The somber holiday follows an enormously consequential election, which is fitting. We enjoy free elections only because of those who put their lives on the line to defend us from tyranny.
Originally named Armistice Day to mark the end of World War I, the holiday was changed to Veterans Day by Congress in June, 1954.
In 1985, President Ronald Reagan gave a memorable Veterans Day speech at Arlington National Cemetery, which included these passages:
“A few moments ago I placed a wreath at the Tomb of the Unknown Soldier, and as I stepped back and stood during the moment of silence that followed, I said a small prayer. And it occurred to me that each of my predecessors has had a similar moment, and I wondered if our prayers weren’t very much the same, if not identical.
“We celebrate Veterans Day on the anniversary of the armistice that ended World War I, the armistice that began on the 11th hour of the 11th day of the 11th month. And I wonder, in fact, if all Americans’ prayers aren’t the same as those I mentioned a moment ago. The timing of this holiday is quite deliberate in terms of historical fact but somehow it always seems quite fitting to me that this day comes deep in autumn when the colors are muted and the days seem to invite contemplation.
“Sometime back I received in the name of our country the bodies of four Marines who had died while on active duty. I said then that there is a special sadness that accompanies the death of a serviceman, for we’re never quite good enough to them — not really; we can’t be, because what they gave us is beyond our powers to repay. And so, when a serviceman dies, it’s a tear in the fabric, a break in the whole, and all we can do is remember.
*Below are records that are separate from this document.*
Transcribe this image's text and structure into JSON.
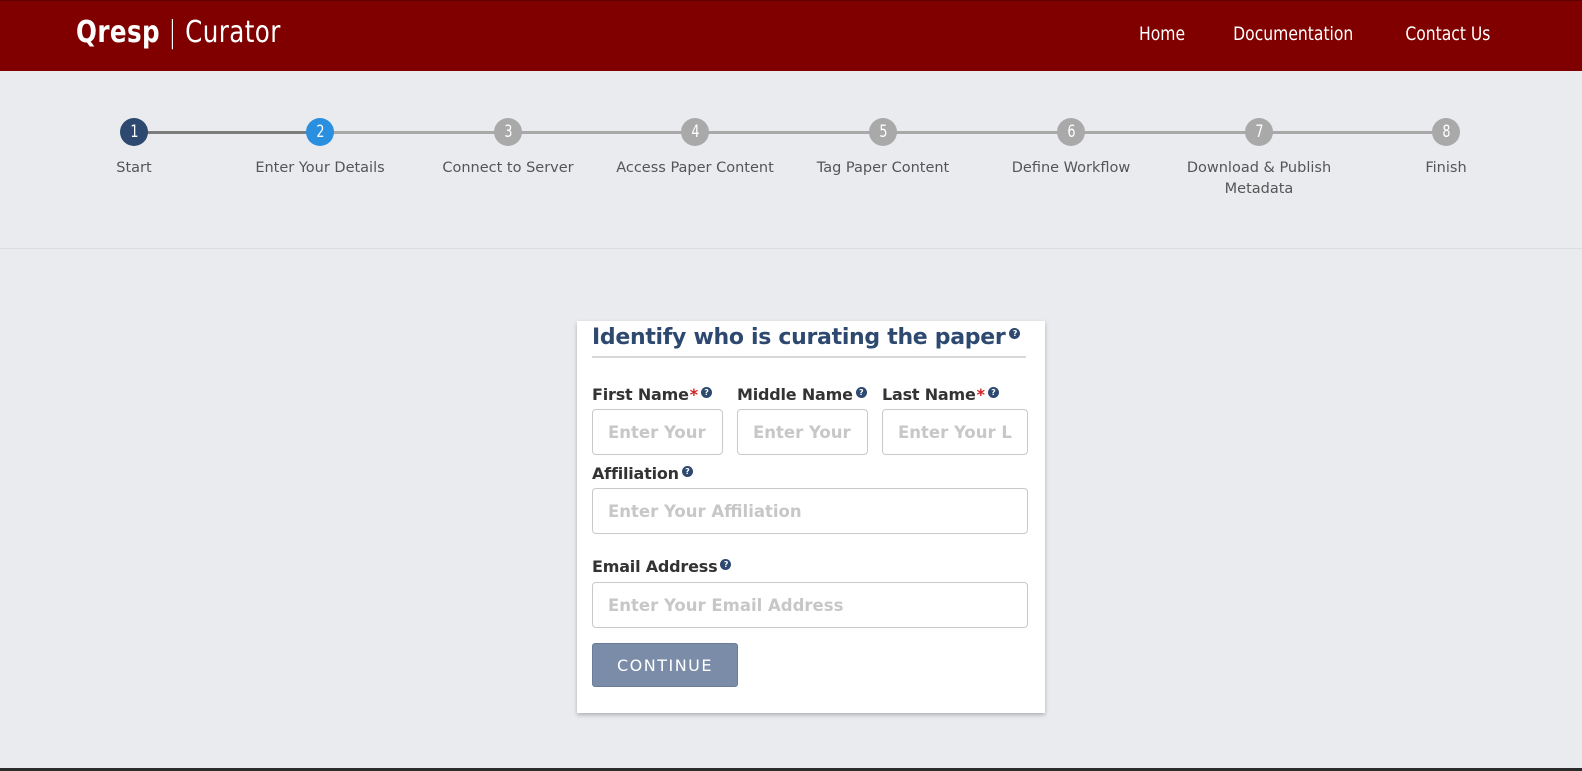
{
  "navbar": {
    "brand_main": "Qresp",
    "brand_sep": "|",
    "brand_sub": "Curator",
    "links": [
      "Home",
      "Documentation",
      "Contact Us"
    ]
  },
  "stepper": {
    "current_step": 2,
    "steps": [
      {
        "num": "1",
        "label": "Start",
        "state": "done"
      },
      {
        "num": "2",
        "label": "Enter Your Details",
        "state": "active"
      },
      {
        "num": "3",
        "label": "Connect to Server",
        "state": "pending"
      },
      {
        "num": "4",
        "label": "Access Paper Content",
        "state": "pending"
      },
      {
        "num": "5",
        "label": "Tag Paper Content",
        "state": "pending"
      },
      {
        "num": "6",
        "label": "Define Workflow",
        "state": "pending"
      },
      {
        "num": "7",
        "label": "Download & Publish Metadata",
        "state": "pending"
      },
      {
        "num": "8",
        "label": "Finish",
        "state": "pending"
      }
    ]
  },
  "form": {
    "title": "Identify who is curating the paper",
    "help_glyph": "?",
    "required_marker": "*",
    "first_name": {
      "label": "First Name",
      "placeholder": "Enter Your First Name",
      "value": ""
    },
    "middle_name": {
      "label": "Middle Name",
      "placeholder": "Enter Your Middle Name",
      "value": ""
    },
    "last_name": {
      "label": "Last Name",
      "placeholder": "Enter Your Last Name",
      "value": ""
    },
    "affiliation": {
      "label": "Affiliation",
      "placeholder": "Enter Your Affiliation",
      "value": ""
    },
    "email": {
      "label": "Email Address",
      "placeholder": "Enter Your Email Address",
      "value": ""
    },
    "continue_label": "CONTINUE"
  },
  "colors": {
    "navbar_bg": "#800000",
    "step_done": "#2d4970",
    "step_active": "#2a8fdf",
    "step_pending": "#a9a9a9",
    "title_color": "#2d4970",
    "required": "#d21f1f",
    "button_bg": "#7b8ca8"
  },
  "icons": {
    "help": "question-circle-icon"
  }
}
“It is, in a way, an odd thing to honor those who died in defense of our country, in defense of us, in wars far away. The imagination plays a trick. We see these soldiers in our mind as old and wise. We see them as something like the Founding Fathers, grave and gray haired. But most of them were boys when they died, and they gave up two lives — the one they were living and the one they would have lived. When they died, they gave up their chance to be husbands and fathers and grandfathers. They gave up their chance to be revered old men. They gave up everything for our country, for us.”
President Reagan went on to make the case for peace through strength so that more Americans would not have to make the ultimate sacrifice.
On Veterans Day 2016, we think of not only those buried at Arlington and other national military cemeteries, but of the living veterans around us, many of whom paid an enormous price to keep our country free. As our American soldiers, sailors and airmen continue to serve in far-flung, dangerous places, we need to honor their service not only with our spoken gratitude but with the assurance of medical and economic security.
The national shame of a Veterans Administration exposed as failing to live up to its promise to care for our veterans must end. Now that we’ve turned a page through a national election, we have a moral obligation to ensure that our veterans are not only remembered but properly treated and properly honored.
All of us at the American Civil Rights Union wish America’s veterans and their families a blessed Veterans Day. Thank you for your service.